With the passage of HB2684, West Virginia would treat gold and silver specie as money instead of a commodity. As Sound Money Defense League Policy Director Jp Cortez testified during a committee hearing on a similar bill in Wyoming last year, charging taxes on money itself is beyond the pale.
“In effect, states that collect taxes on purchases of precious metals are inherently saying gold and silver are not money at all.”
Imagine if you asked a grocery clerk to break a $5 bill and he charged you a 35 cent tax. Silly, right? After all, you were only exchanging one form of money for another. But that’s essentially what taxes on gold and silver bullion do. By removing the taxes on the exchange of gold and silver, West Virginia would treat specie as money instead of a commodity. This represents a step toward reestablishing gold and silver as legal tender and breaking down the Fed’s monopoly on money.
Ron Paul produced a video urging the Wyoming governor to sign its legislation into law last year. He noted that things move agonizingly slow in Washington D.C. Passing bills like this at the state level are an important step toward real monetary reform.
“It’s just to me sad that we are so far removed from the Constitution. But a little bit here and a little bit there, there is going to be a revolution in monetary policy.”
Paul emphasized that monetary reform is an important step toward reducing the power of the federal government.
“Believe me, the size and scope and interference of government would change a whole lot if we could rein in the monetary system, rein in the Federal Reserve and rein in this spending.”

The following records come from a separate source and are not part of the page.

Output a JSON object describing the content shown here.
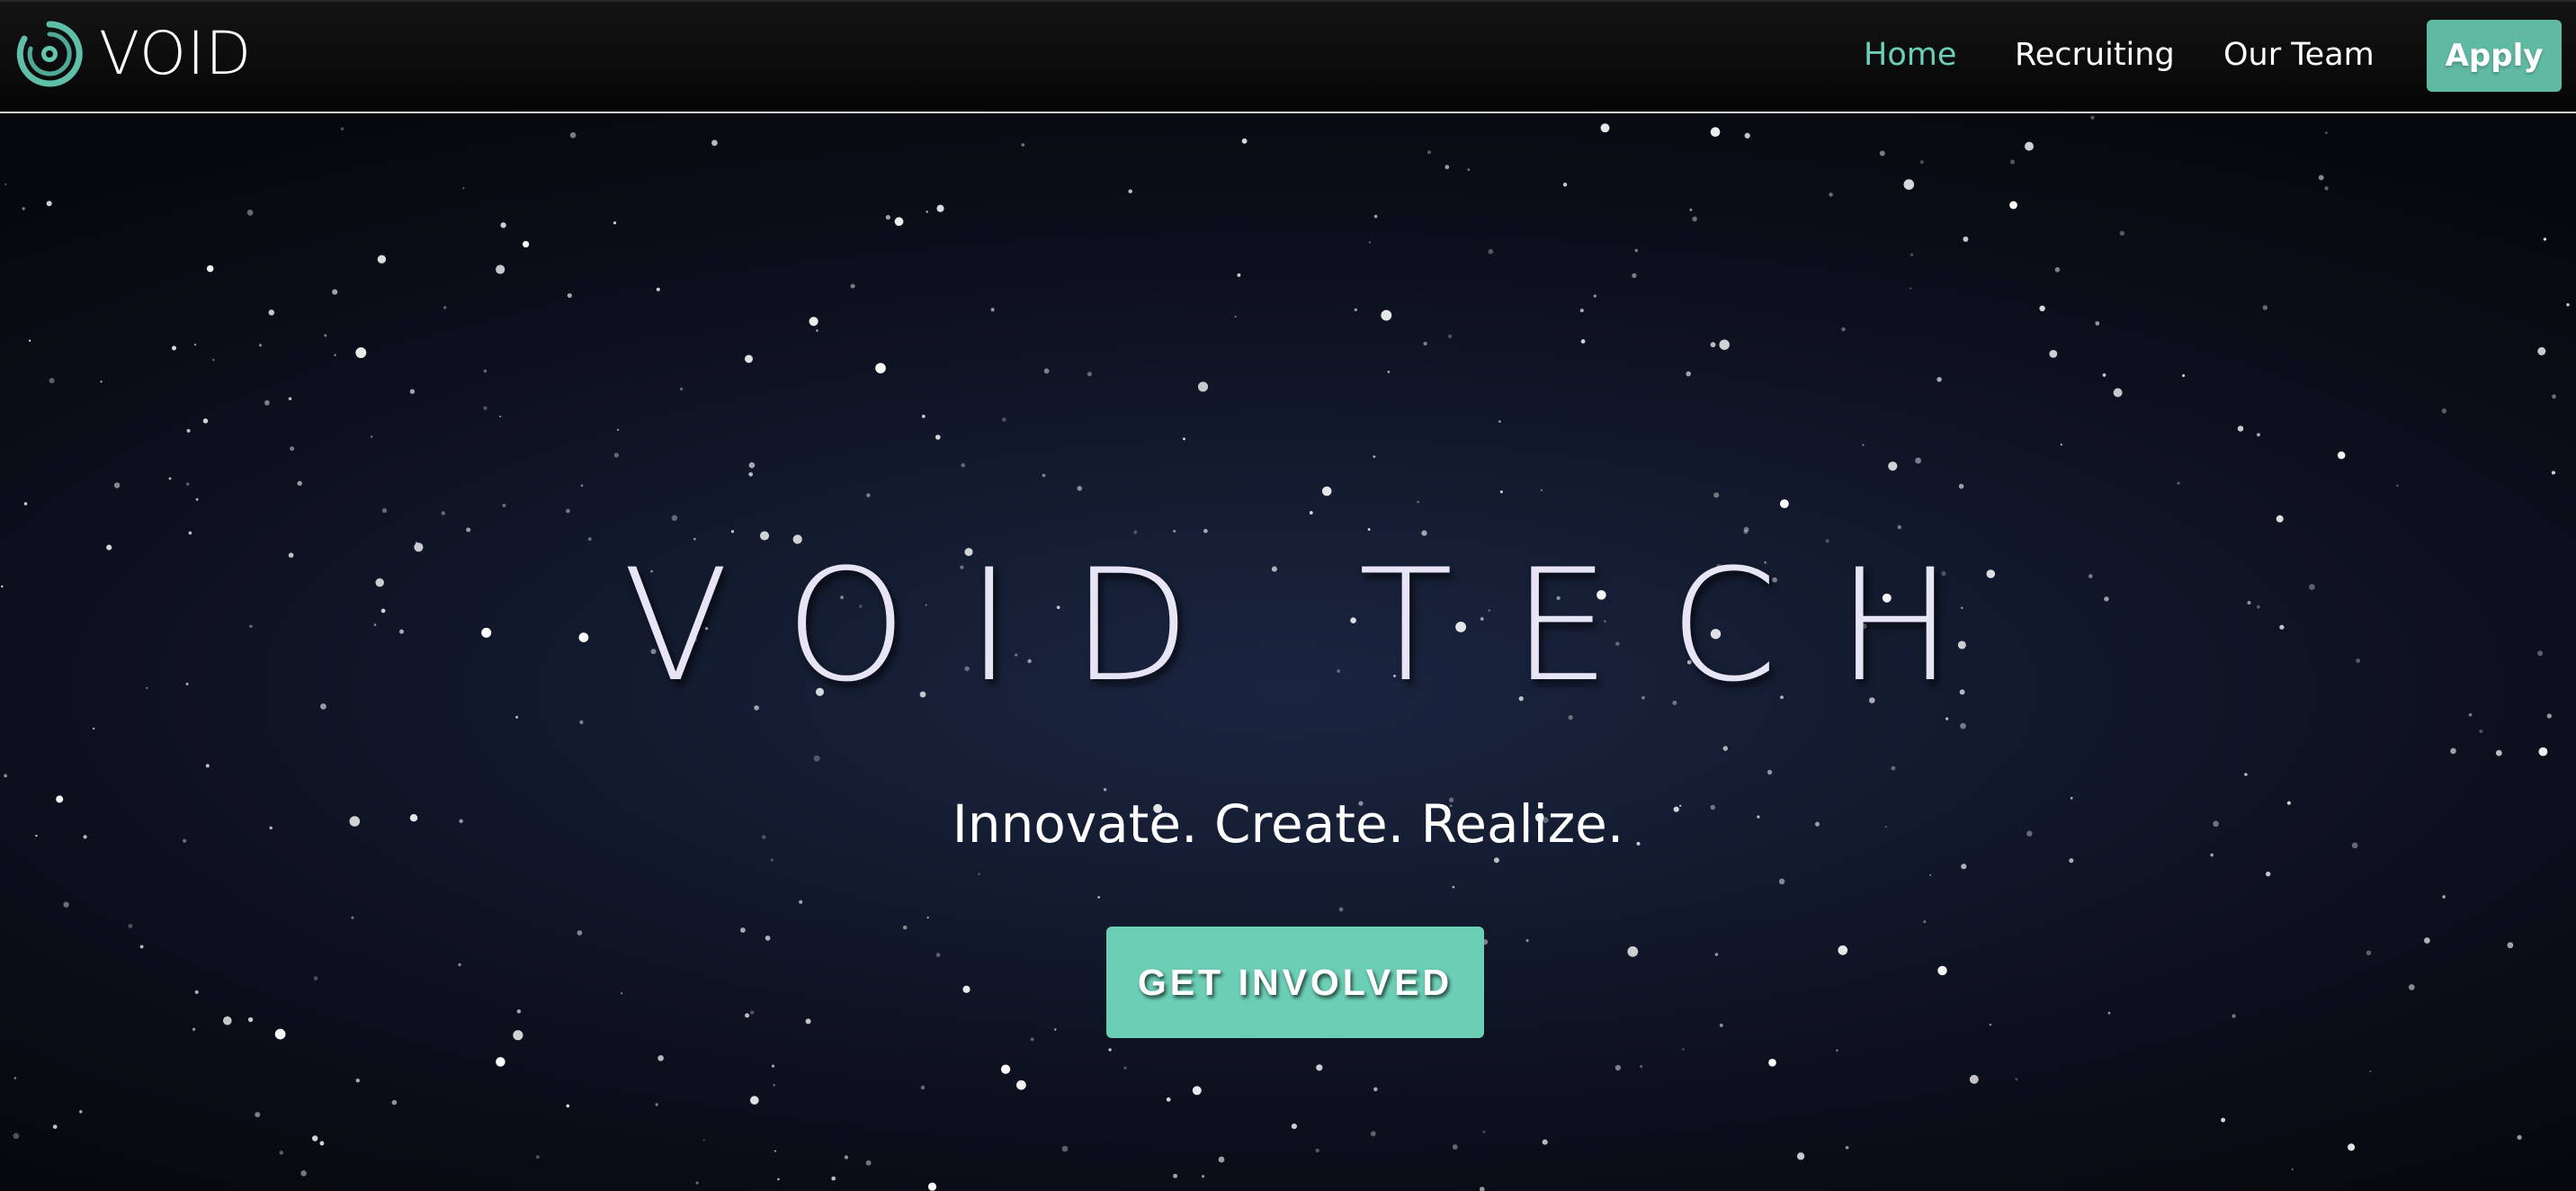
{
  "colors": {
    "accent": "#6bd0b7",
    "apply_button": "#60b9a3",
    "cta_button": "#6bcfb6",
    "title_text": "#e7e4f5",
    "background_center": "#1b2540",
    "background_edge": "#07080c"
  },
  "header": {
    "logo_icon": "void-logo-icon",
    "logo_text": "VOID",
    "nav": {
      "home": "Home",
      "recruiting": "Recruiting",
      "our_team": "Our Team"
    },
    "active_item": "home",
    "apply_label": "Apply"
  },
  "hero": {
    "title": "VOID TECH",
    "subtitle": "Innovate. Create. Realize.",
    "cta_label": "GET INVOLVED"
  }
}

Paul also offered testimony in support an Arizona bill that repealed capital gains taxes on gold and silver in that state.
“We ought not to tax money – and that’s a good idea. It makes no sense to tax money,” he said. “Paper is not money, it’s fraud,” he continued.
Passage of HB2684 in West Virginia would take an important first step toward currency competition. Eliminating taxes removes a barrier from purchasing gold and silver and using it in everyday transactions. Taxes on gold and silver add extra costs to every transaction involving the metals. This discourages their use in the marketplace. If sound money gains a foothold in the marketplace against Federal Reserve notes, the people would be able to choose the time-tested stability of gold and silver over the central bank’s rapidly-depreciating paper currency. The freedom of choice expanded by HB2684 would help West Virginians to secure the purchasing power of their money.
The United States Constitution states in Article I, Section 10, “No State shall…make any Thing but gold and silver Coin a Tender in Payment of Debts.” States have simply ignored this constitutional provision for years. It’s impossible for a state to return to a constitutional sound money system when it taxes gold and silver as a commodity.
HB2684 would take a step toward establishing gold and silver as legal tender in the state and that constitutional requirement, ignored for decades in every state. This sets the stage to undermine the monopoly of the Federal Reserve by introducing competition into the monetary system.
Constitutional tender expert Professor William Greene said when people in multiple states actually start using gold and silver instead of Federal Reserve Notes, it could create a “reverse Gresham’s effect,” drive out bad money, effectively nullify the Federal Reserve, and end the federal government’s monopoly on money.
“Over time, as residents of the state use both Federal Reserve notes and silver and gold coins, the fact that the coins hold their value more than Federal Reserve notes do will lead to a “reverse Gresham’s Law” effect, where good money (gold and silver coins) will drive out bad money (Federal Reserve notes). As this happens, a cascade of events can begin to occur, including the flow of real wealth toward the state’s treasury, an influx of banking business from outside of the state – as people in other states carry out their desire to bank with sound money – and an eventual outcry against the use of Federal Reserve notes for any transactions.”
Once things get to that point, Federal Reserve notes would become largely unwanted and irrelevant for ordinary people. Nullifying the Fed on a state by state level is what will get us there.
HB2684 was referred to the House Finance Committee where it must pass by a majority vote before moving forward in the legislative process.
Michael Maharrey is the Communications Director for the Tenth Amendment Center. He proudly resides in the original home of the Principles of ’98 – Kentucky. See his blog archive here and his article archive here. He is the author of the book, Our Last Hope: Rediscovering the Lost Path to Liberty. You can visit his personal website at MichaelMaharrey.com and like him on Facebook HERE